__WORK TO BE COMPLETED__
Give the number of lines in the records below that contain the word "JSON". State only that number.

(Data items)
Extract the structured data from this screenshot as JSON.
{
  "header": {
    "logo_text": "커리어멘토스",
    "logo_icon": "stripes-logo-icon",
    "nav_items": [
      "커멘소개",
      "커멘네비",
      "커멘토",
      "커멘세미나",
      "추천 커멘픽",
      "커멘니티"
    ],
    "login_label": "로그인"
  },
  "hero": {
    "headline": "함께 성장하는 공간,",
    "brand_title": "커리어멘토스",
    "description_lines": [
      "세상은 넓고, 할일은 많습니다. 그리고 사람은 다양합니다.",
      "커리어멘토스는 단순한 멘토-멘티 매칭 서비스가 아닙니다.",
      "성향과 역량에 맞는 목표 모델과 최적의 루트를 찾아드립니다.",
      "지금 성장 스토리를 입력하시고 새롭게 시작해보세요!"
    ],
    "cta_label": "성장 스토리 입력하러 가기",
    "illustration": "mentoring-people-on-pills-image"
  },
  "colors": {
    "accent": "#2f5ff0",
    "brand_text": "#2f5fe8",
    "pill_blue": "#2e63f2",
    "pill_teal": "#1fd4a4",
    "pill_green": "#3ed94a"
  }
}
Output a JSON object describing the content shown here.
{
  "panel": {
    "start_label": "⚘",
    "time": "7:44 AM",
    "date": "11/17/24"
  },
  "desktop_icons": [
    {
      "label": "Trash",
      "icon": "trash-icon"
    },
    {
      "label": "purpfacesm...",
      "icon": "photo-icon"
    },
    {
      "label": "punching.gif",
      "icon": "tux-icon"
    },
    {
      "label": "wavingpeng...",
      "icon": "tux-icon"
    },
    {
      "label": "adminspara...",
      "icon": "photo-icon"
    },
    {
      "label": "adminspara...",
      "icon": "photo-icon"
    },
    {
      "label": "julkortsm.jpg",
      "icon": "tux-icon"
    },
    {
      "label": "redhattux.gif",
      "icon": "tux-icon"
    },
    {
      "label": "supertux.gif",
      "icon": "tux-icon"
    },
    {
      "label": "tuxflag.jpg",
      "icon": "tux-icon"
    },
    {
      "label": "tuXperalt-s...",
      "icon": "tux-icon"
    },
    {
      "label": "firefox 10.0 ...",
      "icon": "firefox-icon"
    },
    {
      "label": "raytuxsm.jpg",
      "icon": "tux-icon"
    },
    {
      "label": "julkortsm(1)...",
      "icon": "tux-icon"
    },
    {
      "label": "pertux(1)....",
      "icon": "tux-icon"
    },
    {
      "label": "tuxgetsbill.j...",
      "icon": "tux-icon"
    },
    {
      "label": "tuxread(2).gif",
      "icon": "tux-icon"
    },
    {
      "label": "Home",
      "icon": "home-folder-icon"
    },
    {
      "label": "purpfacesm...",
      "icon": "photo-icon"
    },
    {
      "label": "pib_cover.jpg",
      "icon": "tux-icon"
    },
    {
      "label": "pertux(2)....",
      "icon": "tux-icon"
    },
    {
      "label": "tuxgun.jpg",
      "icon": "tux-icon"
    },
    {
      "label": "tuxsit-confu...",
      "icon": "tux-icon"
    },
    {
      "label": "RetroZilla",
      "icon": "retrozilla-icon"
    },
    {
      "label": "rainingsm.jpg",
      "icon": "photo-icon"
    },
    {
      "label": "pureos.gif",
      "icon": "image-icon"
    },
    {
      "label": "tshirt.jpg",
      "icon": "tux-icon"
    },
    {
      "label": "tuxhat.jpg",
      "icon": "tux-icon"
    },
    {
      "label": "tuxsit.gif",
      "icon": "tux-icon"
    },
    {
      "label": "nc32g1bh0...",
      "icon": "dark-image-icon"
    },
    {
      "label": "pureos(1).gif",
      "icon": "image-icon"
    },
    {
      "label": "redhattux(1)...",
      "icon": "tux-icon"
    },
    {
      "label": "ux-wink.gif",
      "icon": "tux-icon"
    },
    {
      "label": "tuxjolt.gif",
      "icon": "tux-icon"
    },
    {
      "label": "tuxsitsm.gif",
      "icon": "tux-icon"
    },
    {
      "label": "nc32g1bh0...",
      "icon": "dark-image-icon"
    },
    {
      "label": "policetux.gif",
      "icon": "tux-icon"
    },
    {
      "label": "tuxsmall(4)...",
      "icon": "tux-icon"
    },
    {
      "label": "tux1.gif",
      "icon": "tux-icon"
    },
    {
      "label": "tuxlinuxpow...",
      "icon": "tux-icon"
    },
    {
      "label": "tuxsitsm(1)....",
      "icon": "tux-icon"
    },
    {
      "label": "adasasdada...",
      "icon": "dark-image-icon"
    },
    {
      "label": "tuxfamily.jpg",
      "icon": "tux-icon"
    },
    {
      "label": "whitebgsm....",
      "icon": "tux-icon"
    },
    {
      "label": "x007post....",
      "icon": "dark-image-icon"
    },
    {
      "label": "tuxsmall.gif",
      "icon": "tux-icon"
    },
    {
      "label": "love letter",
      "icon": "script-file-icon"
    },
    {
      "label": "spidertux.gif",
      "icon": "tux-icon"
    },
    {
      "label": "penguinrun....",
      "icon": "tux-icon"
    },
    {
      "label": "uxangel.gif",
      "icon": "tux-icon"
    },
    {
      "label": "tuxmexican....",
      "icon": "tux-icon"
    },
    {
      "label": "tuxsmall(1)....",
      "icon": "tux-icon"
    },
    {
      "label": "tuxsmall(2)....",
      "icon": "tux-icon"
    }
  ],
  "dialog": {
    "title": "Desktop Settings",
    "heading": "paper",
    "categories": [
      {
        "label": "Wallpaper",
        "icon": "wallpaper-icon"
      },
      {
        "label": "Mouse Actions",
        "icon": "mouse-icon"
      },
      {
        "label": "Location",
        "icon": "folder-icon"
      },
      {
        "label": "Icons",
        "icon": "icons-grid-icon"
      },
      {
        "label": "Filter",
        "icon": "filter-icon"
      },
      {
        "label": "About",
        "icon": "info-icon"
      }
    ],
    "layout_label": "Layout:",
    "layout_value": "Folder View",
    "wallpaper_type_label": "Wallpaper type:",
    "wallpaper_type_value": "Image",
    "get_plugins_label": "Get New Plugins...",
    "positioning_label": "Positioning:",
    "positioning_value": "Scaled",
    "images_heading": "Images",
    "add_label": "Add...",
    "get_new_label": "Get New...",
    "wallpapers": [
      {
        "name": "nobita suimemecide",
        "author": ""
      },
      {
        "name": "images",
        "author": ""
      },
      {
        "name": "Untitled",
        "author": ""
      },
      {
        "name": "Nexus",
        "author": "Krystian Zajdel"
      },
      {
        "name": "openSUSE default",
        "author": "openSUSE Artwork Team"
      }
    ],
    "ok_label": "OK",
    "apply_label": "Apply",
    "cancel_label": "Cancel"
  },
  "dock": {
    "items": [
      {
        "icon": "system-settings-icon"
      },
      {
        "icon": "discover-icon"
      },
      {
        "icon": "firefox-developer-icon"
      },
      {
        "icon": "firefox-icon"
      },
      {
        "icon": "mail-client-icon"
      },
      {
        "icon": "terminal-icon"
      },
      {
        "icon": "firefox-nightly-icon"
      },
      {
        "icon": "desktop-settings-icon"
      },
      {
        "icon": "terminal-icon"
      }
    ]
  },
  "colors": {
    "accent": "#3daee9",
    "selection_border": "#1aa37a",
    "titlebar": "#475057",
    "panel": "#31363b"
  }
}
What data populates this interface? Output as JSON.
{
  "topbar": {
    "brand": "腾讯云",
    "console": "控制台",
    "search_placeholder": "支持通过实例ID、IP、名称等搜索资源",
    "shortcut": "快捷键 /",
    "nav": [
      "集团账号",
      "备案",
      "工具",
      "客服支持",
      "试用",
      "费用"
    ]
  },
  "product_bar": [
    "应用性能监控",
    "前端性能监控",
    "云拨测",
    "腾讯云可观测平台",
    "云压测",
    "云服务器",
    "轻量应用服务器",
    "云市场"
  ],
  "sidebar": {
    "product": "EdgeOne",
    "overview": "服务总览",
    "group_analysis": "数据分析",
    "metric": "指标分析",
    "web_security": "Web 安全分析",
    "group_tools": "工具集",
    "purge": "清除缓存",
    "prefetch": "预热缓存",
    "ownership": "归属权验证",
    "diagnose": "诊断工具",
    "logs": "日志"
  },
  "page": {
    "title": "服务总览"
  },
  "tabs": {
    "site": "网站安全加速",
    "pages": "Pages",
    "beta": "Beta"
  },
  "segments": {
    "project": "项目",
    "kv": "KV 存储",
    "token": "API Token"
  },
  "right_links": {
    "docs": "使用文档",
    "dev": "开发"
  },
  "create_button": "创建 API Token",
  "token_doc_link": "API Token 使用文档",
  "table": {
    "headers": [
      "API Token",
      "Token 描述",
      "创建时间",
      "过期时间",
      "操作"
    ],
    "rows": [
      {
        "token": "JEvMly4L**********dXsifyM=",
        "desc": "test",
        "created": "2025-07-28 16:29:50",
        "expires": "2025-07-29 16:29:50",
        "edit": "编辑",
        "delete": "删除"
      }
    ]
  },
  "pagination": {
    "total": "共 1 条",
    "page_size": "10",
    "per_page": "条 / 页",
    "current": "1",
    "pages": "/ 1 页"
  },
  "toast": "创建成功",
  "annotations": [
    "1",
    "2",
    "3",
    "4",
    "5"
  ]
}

__ANSWER BELOW__
3